Dr. Susan Margulies

Dr. Susan Margulies

Assistant Director,NSF Engineering Directorate and Professor of Biomedical Engineering, Georgia Tech and Emory School of Medicine

"NSF Engineering: Transforming Our World for a Better Tomorrow"

Thursday, May 12, 2022
1:00 to 2:00 p.m.

This event will be held in a hybrid format in the Wu and Chen Auditorium in Levine Hall (3330 Walnut Street). Additional details, including the Zoom link, are available here.


Dr. Susan Margulies leads the NSF's Directorate for Engineering in its mission to transform our world for a better tomorrow by driving discovery, inspiring innovation, enriching education, and accelerating access. The Engineering Directorate provides about 40 percent of the federal funding for fundamental research in engineering at academic institutions, and distributes over 2200 research awards each year. The Engineering Directorate also helps to advance the NSF's Ten Big Ideas, including the Future of Work at the Human-Technology Frontier, the Quantum Leap, and NSF INCLUDES.

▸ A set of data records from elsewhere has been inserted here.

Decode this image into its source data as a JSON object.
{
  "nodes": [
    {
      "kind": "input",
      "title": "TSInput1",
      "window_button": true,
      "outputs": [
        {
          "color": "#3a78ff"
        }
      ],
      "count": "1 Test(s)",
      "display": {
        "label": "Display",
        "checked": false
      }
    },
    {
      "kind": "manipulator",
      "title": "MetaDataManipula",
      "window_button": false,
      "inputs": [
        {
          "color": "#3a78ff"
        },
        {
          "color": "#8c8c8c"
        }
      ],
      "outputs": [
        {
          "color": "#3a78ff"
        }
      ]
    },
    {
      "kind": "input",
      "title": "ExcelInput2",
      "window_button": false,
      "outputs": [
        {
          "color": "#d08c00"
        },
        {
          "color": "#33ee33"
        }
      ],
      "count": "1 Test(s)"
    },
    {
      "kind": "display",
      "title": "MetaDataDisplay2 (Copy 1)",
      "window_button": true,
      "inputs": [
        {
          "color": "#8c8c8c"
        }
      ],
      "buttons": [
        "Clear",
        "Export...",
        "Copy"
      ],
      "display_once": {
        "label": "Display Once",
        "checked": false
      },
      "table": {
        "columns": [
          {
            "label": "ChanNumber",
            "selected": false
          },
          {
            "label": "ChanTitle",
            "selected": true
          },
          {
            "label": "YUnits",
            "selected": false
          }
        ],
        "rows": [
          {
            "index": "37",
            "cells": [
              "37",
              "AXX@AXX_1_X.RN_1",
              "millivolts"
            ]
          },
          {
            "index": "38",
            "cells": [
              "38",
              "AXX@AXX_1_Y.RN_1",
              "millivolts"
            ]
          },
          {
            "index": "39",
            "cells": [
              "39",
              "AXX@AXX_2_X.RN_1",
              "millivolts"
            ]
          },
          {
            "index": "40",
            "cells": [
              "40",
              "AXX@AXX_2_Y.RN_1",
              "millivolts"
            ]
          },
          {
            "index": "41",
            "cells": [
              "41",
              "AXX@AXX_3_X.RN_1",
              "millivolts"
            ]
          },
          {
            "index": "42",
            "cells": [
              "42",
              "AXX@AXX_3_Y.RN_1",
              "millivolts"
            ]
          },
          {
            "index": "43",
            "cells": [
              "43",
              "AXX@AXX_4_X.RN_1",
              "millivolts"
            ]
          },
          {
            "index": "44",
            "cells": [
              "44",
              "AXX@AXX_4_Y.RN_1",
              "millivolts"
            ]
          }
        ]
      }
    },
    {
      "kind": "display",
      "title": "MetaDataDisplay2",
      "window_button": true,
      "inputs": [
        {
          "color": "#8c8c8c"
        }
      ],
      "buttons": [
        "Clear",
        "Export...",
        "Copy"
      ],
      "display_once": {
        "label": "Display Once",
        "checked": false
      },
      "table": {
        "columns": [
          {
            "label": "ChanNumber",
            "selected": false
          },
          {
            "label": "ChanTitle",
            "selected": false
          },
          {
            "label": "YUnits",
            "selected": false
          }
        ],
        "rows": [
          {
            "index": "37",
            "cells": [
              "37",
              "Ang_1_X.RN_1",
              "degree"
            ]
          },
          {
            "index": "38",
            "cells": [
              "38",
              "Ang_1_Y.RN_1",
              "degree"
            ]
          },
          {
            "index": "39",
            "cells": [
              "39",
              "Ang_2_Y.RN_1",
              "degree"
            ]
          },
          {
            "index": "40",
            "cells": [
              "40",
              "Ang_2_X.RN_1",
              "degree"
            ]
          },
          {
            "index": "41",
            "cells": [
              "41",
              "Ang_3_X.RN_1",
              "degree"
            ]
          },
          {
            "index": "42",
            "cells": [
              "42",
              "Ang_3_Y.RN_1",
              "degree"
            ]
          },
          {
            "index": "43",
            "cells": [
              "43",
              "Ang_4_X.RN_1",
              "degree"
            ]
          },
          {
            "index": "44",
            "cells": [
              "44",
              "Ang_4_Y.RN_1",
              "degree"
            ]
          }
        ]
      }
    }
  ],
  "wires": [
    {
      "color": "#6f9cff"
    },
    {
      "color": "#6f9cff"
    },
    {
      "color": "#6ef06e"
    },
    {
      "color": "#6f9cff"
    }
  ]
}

Dr. Margulies joined NSF as the ENG AD in August 2021 after leading Wallace H. Coulter Department of Biomedical Engineering at Georgia Tech and Emory University. She received her BSE in Mechanical and Aerospace Engineering at Princeton and Ph.D. in Bioengineering from the University of Pennsylvania, and post-doctoral training at the Mayo Clinic. She joined the faculty at the University of Pennsylvania in 1993 as an Assistant Professor, rising through the ranks to Professor. In 2017 she became the first faculty member tenured in both the Georgia Institute of Technology and Emory University, and was a department Chair in the College of Engineering at Georgia Tech and in Emory's School of Medicine.

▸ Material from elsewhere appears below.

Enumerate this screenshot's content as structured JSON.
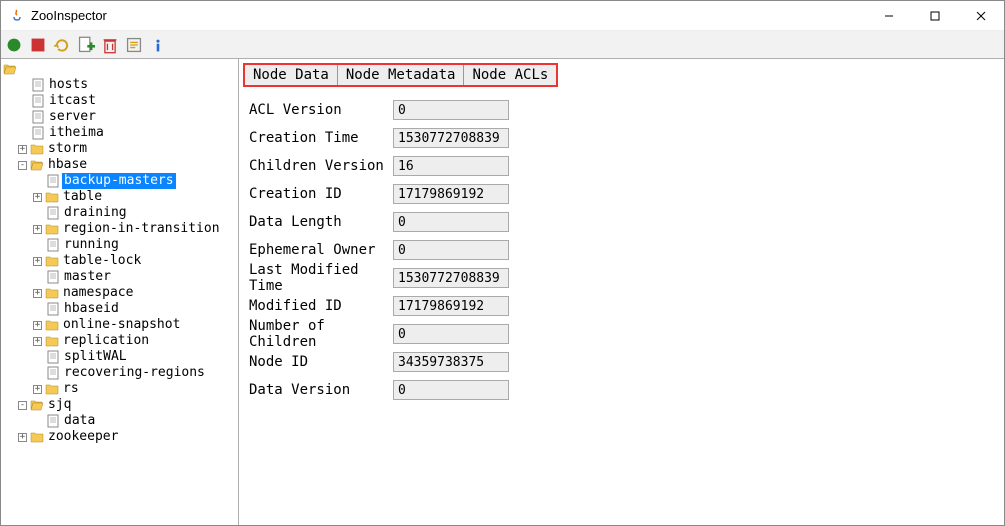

She is internationally recognized for pioneering studies spanning the micro-to-macro scales and across species to identify mechanisms underlying brain injuries in children and adolescents, and lung injuries associated with mechanical ventilation, leading to improved injury prevention, diagnosis and treatments. Her research program has disseminated findings in over 185 peer-reviewed publications and 3 provisional patents, and her nearly 50 clinical and engineering trainees span a range of career paths, including engineering consulting, the FDA, and research in industry, academic, and start-up settings. Dr. Margulies has launched numerous training and mentorship programs for students and faculty, created institute-wide initiatives to enhance diversity and inclusion, and has led innovative projects in engineering education.

Dr. Margulies' transdisciplinary scholarly impact has been recognized by her election as Fellow of the American Society of Mechanical Engineers, Biomedical Engineering Society, American Institute for Medical and Biological Engineering, and her election to the National Academy of Engineering and National Academy of Medicine.